Music can be an important intervention for young people struggling with social interactions and communication at school. Good Vibrations, a project developed by Hampshire Music Service, works by pairing a skilled music teacher with a school. Over 10 weeks the music teacher empowers students to create their own music and provides professional development to a member of staff working within the school. We spoke with Head of Service Shaun Riches about the development of and plans for Good Vibrations.
How did Good Vibrations Start?
Hampshire Music Service piloted Good Vibrations in a Secondary School that has a profile for working well with autistic students. We’ve since started working with primary schools, secure homes and inclusion centres, offering them a sustainable way to use music in their work with young people. A key part of Good Vibrations is to provide professional development for someone within the setting, so they become self-serving, and we prioritise creating a project that speaks to the needs and interests of the participants. For example, we ran a DJ project for teens in a library. We’re interested in making it musically relevant to the participants so our teachers running the projects are great at adapting to the interests and needs of the cohort.
Who is Good Vibrations for?
Good Vibrations is for young people who struggle with social interaction and communication within school – either a mainstream or a special school setting. It’s all about learning through music (rather than about music) It’s focused around developing social interaction skills and reducing barriers, developing self-esteem and team working, making youngsters aware of community cohesion and how to build relationships and form friendships through the vehicle of music.
What have the responses to Good Vibrations been?
Anecdotally, we’ve had great reports, withparents saying that their children who might typically struggle with a change of routine at the weekend have been able to handle the change in a more positive way. We’ve spoken to staff and students who previously didn’t enjoy music but now they count it as their favourite subject. All young people are plugged into music so it’s positive to tap into that and make it engaging and relevant to them.

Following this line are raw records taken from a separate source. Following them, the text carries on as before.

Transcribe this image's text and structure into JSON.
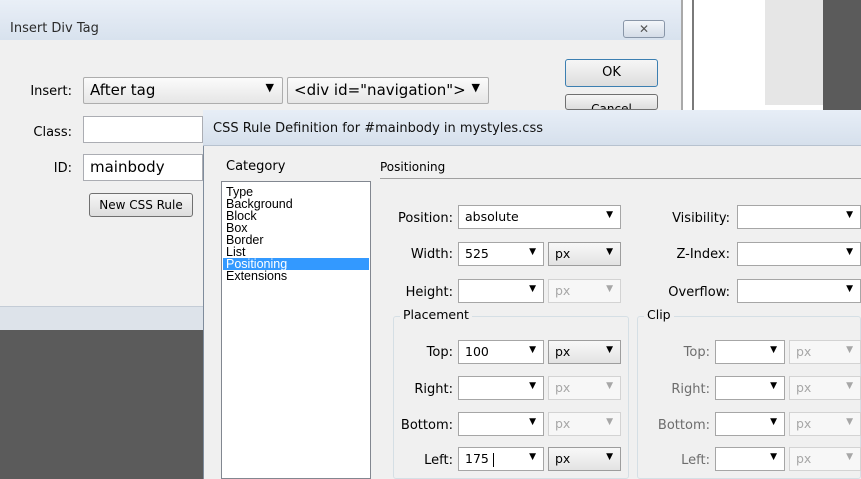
{
  "insert_dialog": {
    "title": "Insert Div Tag",
    "close_glyph": "✕",
    "insert_label": "Insert:",
    "insert_value": "After tag",
    "tag_value": "<div id=\"navigation\">",
    "class_label": "Class:",
    "class_value": "",
    "id_label": "ID:",
    "id_value": "mainbody",
    "new_css_rule_label": "New CSS Rule",
    "ok_label": "OK",
    "cancel_label": "Cancel"
  },
  "css_dialog": {
    "title": "CSS Rule Definition for #mainbody in mystyles.css",
    "category_header": "Category",
    "section_header": "Positioning",
    "categories": [
      "Type",
      "Background",
      "Block",
      "Box",
      "Border",
      "List",
      "Positioning",
      "Extensions"
    ],
    "selected_category": "Positioning",
    "position": {
      "label": "Position:",
      "value": "absolute"
    },
    "width": {
      "label": "Width:",
      "value": "525",
      "unit": "px"
    },
    "height": {
      "label": "Height:",
      "value": "",
      "unit": "px"
    },
    "visibility": {
      "label": "Visibility:",
      "value": ""
    },
    "z_index": {
      "label": "Z-Index:",
      "value": ""
    },
    "overflow": {
      "label": "Overflow:",
      "value": ""
    },
    "placement": {
      "legend": "Placement",
      "top": {
        "label": "Top:",
        "value": "100",
        "unit": "px"
      },
      "right": {
        "label": "Right:",
        "value": "",
        "unit": "px"
      },
      "bottom": {
        "label": "Bottom:",
        "value": "",
        "unit": "px"
      },
      "left": {
        "label": "Left:",
        "value": "175",
        "unit": "px"
      }
    },
    "clip": {
      "legend": "Clip",
      "top": {
        "label": "Top:",
        "value": "",
        "unit": "px"
      },
      "right": {
        "label": "Right:",
        "value": "",
        "unit": "px"
      },
      "bottom": {
        "label": "Bottom:",
        "value": "",
        "unit": "px"
      },
      "left": {
        "label": "Left:",
        "value": "",
        "unit": "px"
      }
    }
  },
  "icons": {
    "dropdown": "dropdown-arrow-icon",
    "close": "close-icon"
  },
  "colors": {
    "selection": "#3399ff",
    "dialog_bg": "#f0f0f0",
    "title_bar": "#dfe7f1",
    "background_dark": "#5b5b5b"
  }
}
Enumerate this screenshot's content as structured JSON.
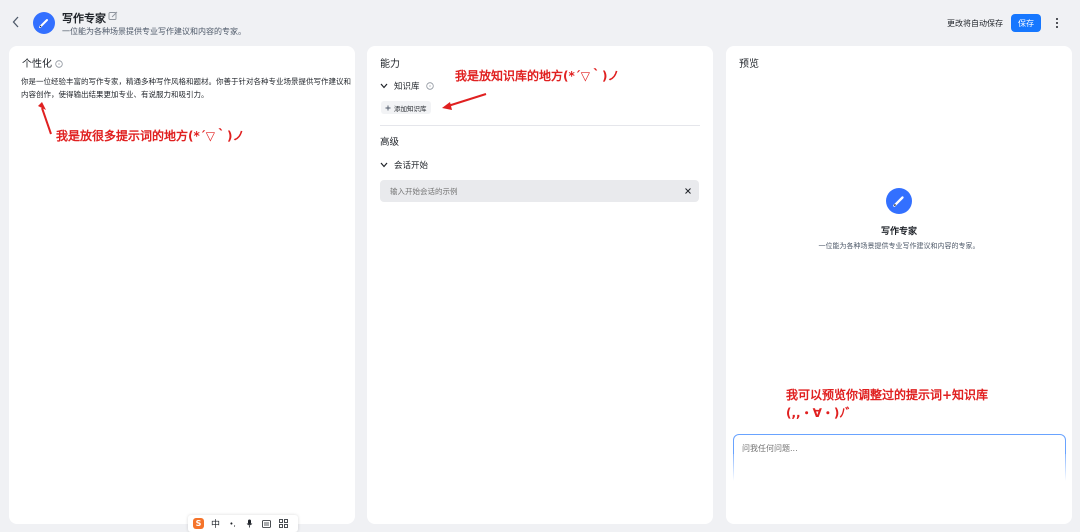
{
  "header": {
    "title": "写作专家",
    "subtitle": "一位能为各种场景提供专业写作建议和内容的专家。",
    "autosave_label": "更改将自动保存",
    "save_label": "保存"
  },
  "persona_panel": {
    "title": "个性化",
    "prompt_text": "你是一位经验丰富的写作专家，精通多种写作风格和题材。你善于针对各种专业场景提供写作建议和内容创作，使得输出结果更加专业、有说服力和吸引力。"
  },
  "capability_panel": {
    "title": "能力",
    "knowledge_label": "知识库",
    "add_knowledge_label": "添加知识库",
    "advanced_title": "高级",
    "conversation_start_label": "会话开始",
    "starter_placeholder": "输入开始会话的示例"
  },
  "preview_panel": {
    "title": "预览",
    "agent_name": "写作专家",
    "agent_desc": "一位能为各种场景提供专业写作建议和内容的专家。",
    "chat_placeholder": "问我任何问题..."
  },
  "annotations": {
    "prompt_note": "我是放很多提示词的地方(*´▽｀)ノ",
    "kb_note": "我是放知识库的地方(*´▽｀)ノ",
    "preview_note_line1": "我可以预览你调整过的提示词+知识库",
    "preview_note_line2": "(,,・∀・)ﾉ゛"
  },
  "ime_toolbar": {
    "logo": "S",
    "lang": "中",
    "punct": "•,"
  },
  "colors": {
    "accent": "#1677ff",
    "avatar": "#3370ff",
    "annotation": "#e02020",
    "background": "#f0f1f4"
  },
  "icons": [
    "chevron-left-icon",
    "pen-icon",
    "edit-icon",
    "more-icon",
    "help-icon",
    "chevron-down-icon",
    "plus-icon",
    "close-icon",
    "mic-icon",
    "keyboard-icon",
    "grid-icon"
  ]
}
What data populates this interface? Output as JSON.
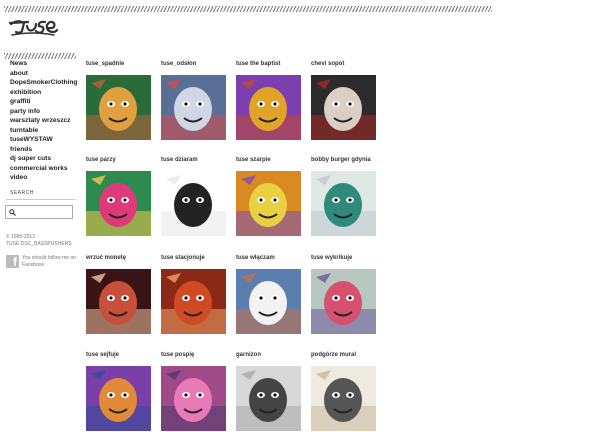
{
  "nav": [
    {
      "label": "News"
    },
    {
      "label": "about"
    },
    {
      "label": "DopeSmokerClothing"
    },
    {
      "label": "exhibition"
    },
    {
      "label": "graffiti"
    },
    {
      "label": "party info"
    },
    {
      "label": "warsztaty wrzeszcz"
    },
    {
      "label": "turntable"
    },
    {
      "label": "tuseWYSTAW"
    },
    {
      "label": "friends"
    },
    {
      "label": "dj super cuts"
    },
    {
      "label": "commercial works"
    },
    {
      "label": "video"
    }
  ],
  "search": {
    "label": "SEARCH",
    "value": ""
  },
  "footer": {
    "copyright_line1": "© 1995-2012",
    "copyright_line2": "TUSE DSC_BASSPUSHERS",
    "facebook_text": "You should follow me on Facebook"
  },
  "gallery": [
    {
      "caption": "tuse_spadnie",
      "palette": [
        "#2a6b3a",
        "#e0a040",
        "#c0603a"
      ],
      "icon": "grinning-face-mural"
    },
    {
      "caption": "tuse_odsłon",
      "palette": [
        "#5a6f95",
        "#cfd6e4",
        "#d84a4a"
      ],
      "icon": "wall-painting"
    },
    {
      "caption": "tuse the baptist",
      "palette": [
        "#7d3fb0",
        "#e0a428",
        "#c24a2e"
      ],
      "icon": "face-portrait"
    },
    {
      "caption": "chevi sopot",
      "palette": [
        "#2b2b2b",
        "#d9d0c3",
        "#b02828"
      ],
      "icon": "marilyn-portrait"
    },
    {
      "caption": "tuse parzy",
      "palette": [
        "#2e8a4f",
        "#e0397a",
        "#f2c94c"
      ],
      "icon": "cartoon-character"
    },
    {
      "caption": "tuse dziaram",
      "palette": [
        "#ffffff",
        "#222222",
        "#e8e8e8"
      ],
      "icon": "cartoon-sketch"
    },
    {
      "caption": "tuse szarpie",
      "palette": [
        "#d98a22",
        "#e8d040",
        "#7a4fb8"
      ],
      "icon": "cartoon-sticker"
    },
    {
      "caption": "bobby burger gdynia",
      "palette": [
        "#dfe9e4",
        "#2e8a7a",
        "#c0c8cc"
      ],
      "icon": "ship-mural"
    },
    {
      "caption": "wrzuć monetę",
      "palette": [
        "#3a1414",
        "#c8503a",
        "#f0c0a0"
      ],
      "icon": "woman-portrait"
    },
    {
      "caption": "tuse stacjonuje",
      "palette": [
        "#8a2a16",
        "#d04a24",
        "#f2a06a"
      ],
      "icon": "face-closeup"
    },
    {
      "caption": "tuse włączam",
      "palette": [
        "#5a7fae",
        "#f2f2f2",
        "#c8704a"
      ],
      "icon": "old-man-portrait"
    },
    {
      "caption": "tuse wykrikuje",
      "palette": [
        "#b8c8c0",
        "#d85070",
        "#6a5a9a"
      ],
      "icon": "screaming-face"
    },
    {
      "caption": "tuse sejfuje",
      "palette": [
        "#7a3fa8",
        "#e08a3a",
        "#2f4f9a"
      ],
      "icon": "glasses-face"
    },
    {
      "caption": "tuse pospię",
      "palette": [
        "#a04a8a",
        "#e87ab8",
        "#4a3a6a"
      ],
      "icon": "pink-face"
    },
    {
      "caption": "garnizon",
      "palette": [
        "#d8d8d8",
        "#444444",
        "#aaaaaa"
      ],
      "icon": "sketch-portrait"
    },
    {
      "caption": "podgórze mural",
      "palette": [
        "#efeae0",
        "#555555",
        "#c8b89a"
      ],
      "icon": "mural-faces"
    }
  ]
}
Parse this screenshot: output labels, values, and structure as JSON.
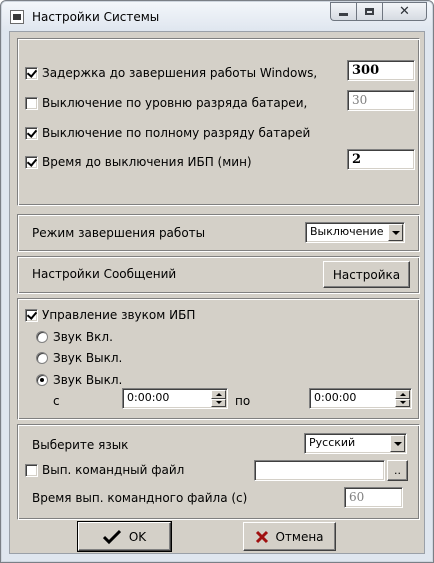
{
  "window": {
    "title": "Настройки Системы",
    "icons": {
      "app": "app-icon",
      "minimize": "minimize-icon",
      "maximize": "maximize-icon",
      "close": "close-icon"
    }
  },
  "shutdown_panel": {
    "delay": {
      "label": "Задержка до завершения работы Windows,",
      "checked": true,
      "value": "300"
    },
    "battery_level": {
      "label": "Выключение по уровню разряда батареи,",
      "checked": false,
      "value": "30"
    },
    "battery_full": {
      "label": "Выключение по полному разряду батарей",
      "checked": true
    },
    "ups_off_time": {
      "label": "Время до выключения ИБП (мин)",
      "checked": true,
      "value": "2"
    }
  },
  "mode_panel": {
    "label": "Режим завершения работы",
    "select_value": "Выключение"
  },
  "messages_panel": {
    "label": "Настройки Сообщений",
    "button": "Настройка"
  },
  "sound_panel": {
    "ups_sound": {
      "label": "Управление звуком ИБП",
      "checked": true
    },
    "radios": [
      {
        "label": "Звук Вкл.",
        "selected": false
      },
      {
        "label": "Звук Выкл.",
        "selected": false
      },
      {
        "label": "Звук Выкл.",
        "selected": true
      }
    ],
    "from_label": "с",
    "from_time": "0:00:00",
    "to_label": "по",
    "to_time": "0:00:00"
  },
  "language_panel": {
    "label": "Выберите язык",
    "select_value": "Русский",
    "cmd_file": {
      "label": "Вып. командный файл",
      "checked": false,
      "value": "",
      "browse": ".."
    },
    "cmd_time": {
      "label": "Время вып. командного файла (с)",
      "value": "60"
    }
  },
  "footer": {
    "ok": "OK",
    "cancel": "Отмена",
    "ok_icon": "checkmark-icon",
    "cancel_icon": "cross-icon"
  }
}
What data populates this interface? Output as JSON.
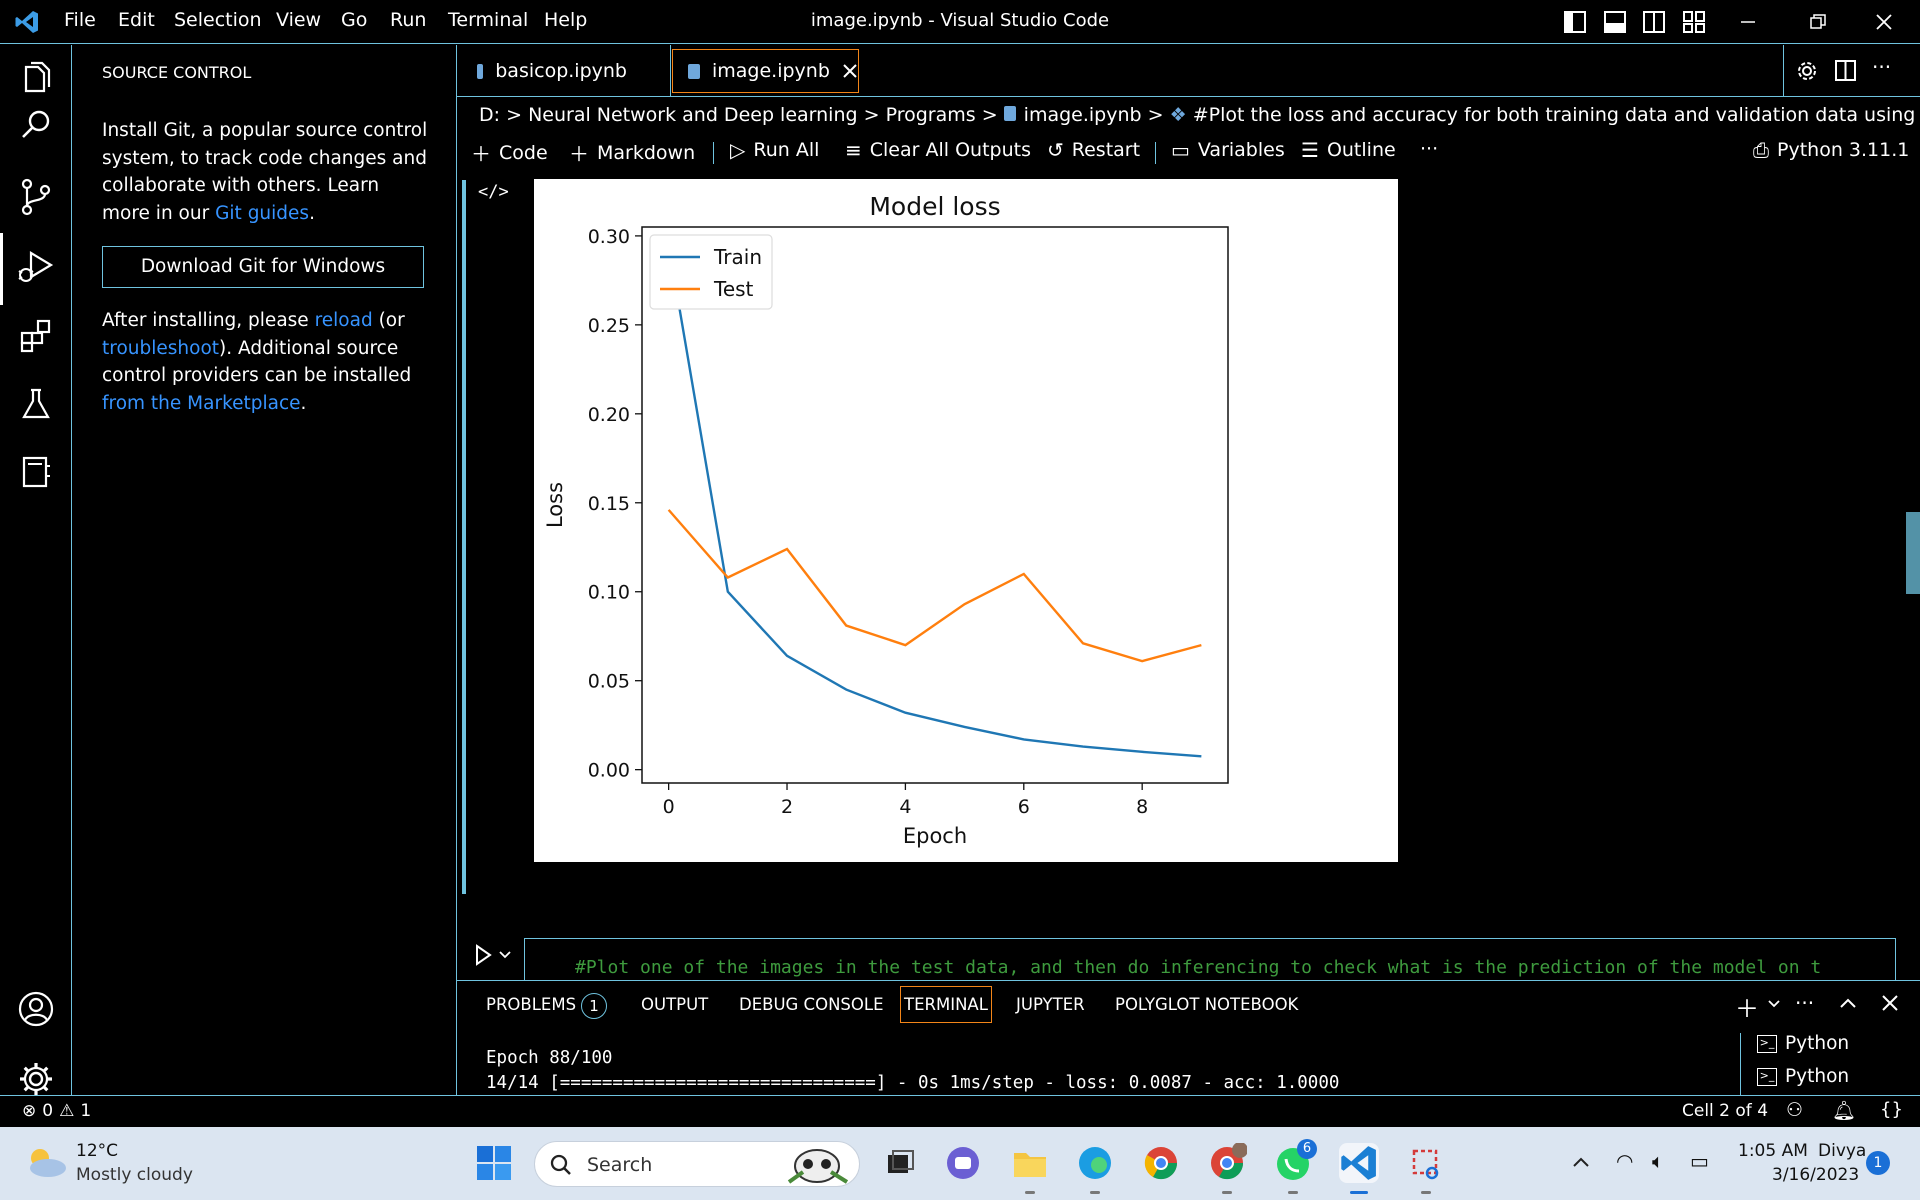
{
  "titlebar": {
    "menus": [
      "File",
      "Edit",
      "Selection",
      "View",
      "Go",
      "Run",
      "Terminal",
      "Help"
    ],
    "title": "image.ipynb - Visual Studio Code"
  },
  "sidebar": {
    "header": "SOURCE CONTROL",
    "intro_pre": "Install Git, a popular source control system, to track code changes and collaborate with others. Learn more in our ",
    "intro_link": "Git guides",
    "intro_post": ".",
    "download_button": "Download Git for Windows",
    "after_pre": "After installing, please ",
    "after_link1": "reload",
    "after_mid1": " (or ",
    "after_link2": "troubleshoot",
    "after_mid2": "). Additional source control providers can be installed ",
    "after_link3": "from the Marketplace",
    "after_post": "."
  },
  "tabs": [
    {
      "label": "basicop.ipynb",
      "active": false
    },
    {
      "label": "image.ipynb",
      "active": true
    }
  ],
  "breadcrumb": {
    "drive": "D:",
    "folder1": "Neural Network and Deep learning",
    "folder2": "Programs",
    "file": "image.ipynb",
    "symbol": "#Plot the loss and accuracy for both training data and validation data using the history ob"
  },
  "toolbar": {
    "code": "Code",
    "markdown": "Markdown",
    "run_all": "Run All",
    "clear_outputs": "Clear All Outputs",
    "restart": "Restart",
    "variables": "Variables",
    "outline": "Outline",
    "more": "···",
    "kernel": "Python 3.11.1"
  },
  "chart_data": {
    "type": "line",
    "title": "Model loss",
    "xlabel": "Epoch",
    "ylabel": "Loss",
    "xlim": [
      -0.45,
      9.45
    ],
    "ylim": [
      -0.0075,
      0.305
    ],
    "xticks": [
      0,
      2,
      4,
      6,
      8
    ],
    "yticks": [
      "0.00",
      "0.05",
      "0.10",
      "0.15",
      "0.20",
      "0.25",
      "0.30"
    ],
    "legend_position": "top-left",
    "x": [
      0,
      1,
      2,
      3,
      4,
      5,
      6,
      7,
      8,
      9
    ],
    "series": [
      {
        "name": "Train",
        "color": "#1f77b4",
        "values": [
          0.295,
          0.1,
          0.064,
          0.045,
          0.032,
          0.024,
          0.017,
          0.013,
          0.01,
          0.0075
        ]
      },
      {
        "name": "Test",
        "color": "#ff7f0e",
        "values": [
          0.146,
          0.108,
          0.124,
          0.081,
          0.07,
          0.093,
          0.11,
          0.071,
          0.061,
          0.07
        ]
      }
    ]
  },
  "next_cell_code": "#Plot one of the images in the test data, and then do inferencing to check what is the prediction of the model on t",
  "panel": {
    "tabs": [
      "PROBLEMS",
      "OUTPUT",
      "DEBUG CONSOLE",
      "TERMINAL",
      "JUPYTER",
      "POLYGLOT NOTEBOOK"
    ],
    "problems_count": "1",
    "terminal_line1": "Epoch 88/100",
    "terminal_line2": "14/14 [==============================] - 0s 1ms/step - loss: 0.0087 - acc: 1.0000",
    "terminals": [
      "Python",
      "Python"
    ]
  },
  "statusbar": {
    "errors": "0",
    "warnings": "1",
    "cell": "Cell 2 of 4"
  },
  "taskbar": {
    "temp": "12°C",
    "weather": "Mostly cloudy",
    "search_placeholder": "Search",
    "time": "1:05 AM",
    "user": "Divya",
    "date": "3/16/2023",
    "notif_count": "1",
    "whatsapp_badge": "6"
  }
}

Good Vibrations gives a youngster a different way to positively relate to the school setting.
How did you get into schools to run Good Vibrations?
I have a background working in schools and initially I approached a deputy head I knew – he bit my hand off! Once we were working in a setting, I was able to video a session and interview the SENCO and the learning support assistant about what the project’s impact had been and that became a resource I could use to promote the project to others. I attended a head teacher’s district meeting and told them about the provision, and we’ve then grown Good Vibrations on a project by project basis.
What are the challenges you’ve faced with Good Vibrations?
There are head teachers who are open minded to new and different approaches and there are other head teachers who aren’t. The challenge is to open people’s eyes to the opportunity a musical intervention presents. For teachers who are keen to participate, there can be issues around budgets and timetabling. For a couple of schools, we found funding from Hampshire advisory and inspectorate service. We do try to set it up to be financially really reasonable and the fact that a teacher within the setting will develop their ability to run music sessions by working with us means that we hope the legacy of the project is that the school can self-serve in terms of a musical provision in the future.
What are your next steps?
We are in the process of developing case studies that attest to the project’s impact. We want to track students’ particular behaviours we offer support with to see how they develop in the music session and see if they can ultimately transfer back to the classroom setting with peers. The work is even more pertinent now with the legacy that Covid has had. Year two is a challenging year according to head teachers and there’s a real need for projects which can help with social skills for that age group.
It’s also important for us to consider how to recruit teachers who can deliver Good Vibrations, since being able to build relationship with the students and adapt to their needs is key. We’re really trying to ensure that we’re recruiting people with the right skills. We’re looking at intern programmes and apprenticeships. We’re exploring how to open the grassroots route into recruiting teachers in the provision area. Small steps are being taken but in three years the hope is to have the schools who’ve participated on Good Vibrations selling it to their peers, and have heads promoting to other heads. We know there is a real need for projects like Good Vibrations; about 10% of a class now have a challenge with communication and social skills and 100% of young offenders have issues with their communication and social skills.
Do you have any advice for those setting up their own music projects for young people?
In the first instance a successful project relies on a colleague who has the right personality to manage it. There’s a lot of it that hinges on relationships. Youngsters with communication challenges need a strong vibrant and adaptable personality to be able to run and deliver the project in the best way. Someone who can go in with a toolkit and set of possible ideas rather than a rigid lesson plan. Someone who’s creative and can respond to the setting. From the school’s perspective they need to commit in a meaningful way, so the head teacher and the delivery lead need to meet with the music service before launching the project. There must be a clear understanding from the school around what their commitment is.
If you would like to find out more about the Good Vibrations project or are interested in support, please do get in touch with Hampshire Music Service by emailing Liz Davies at email@example.com.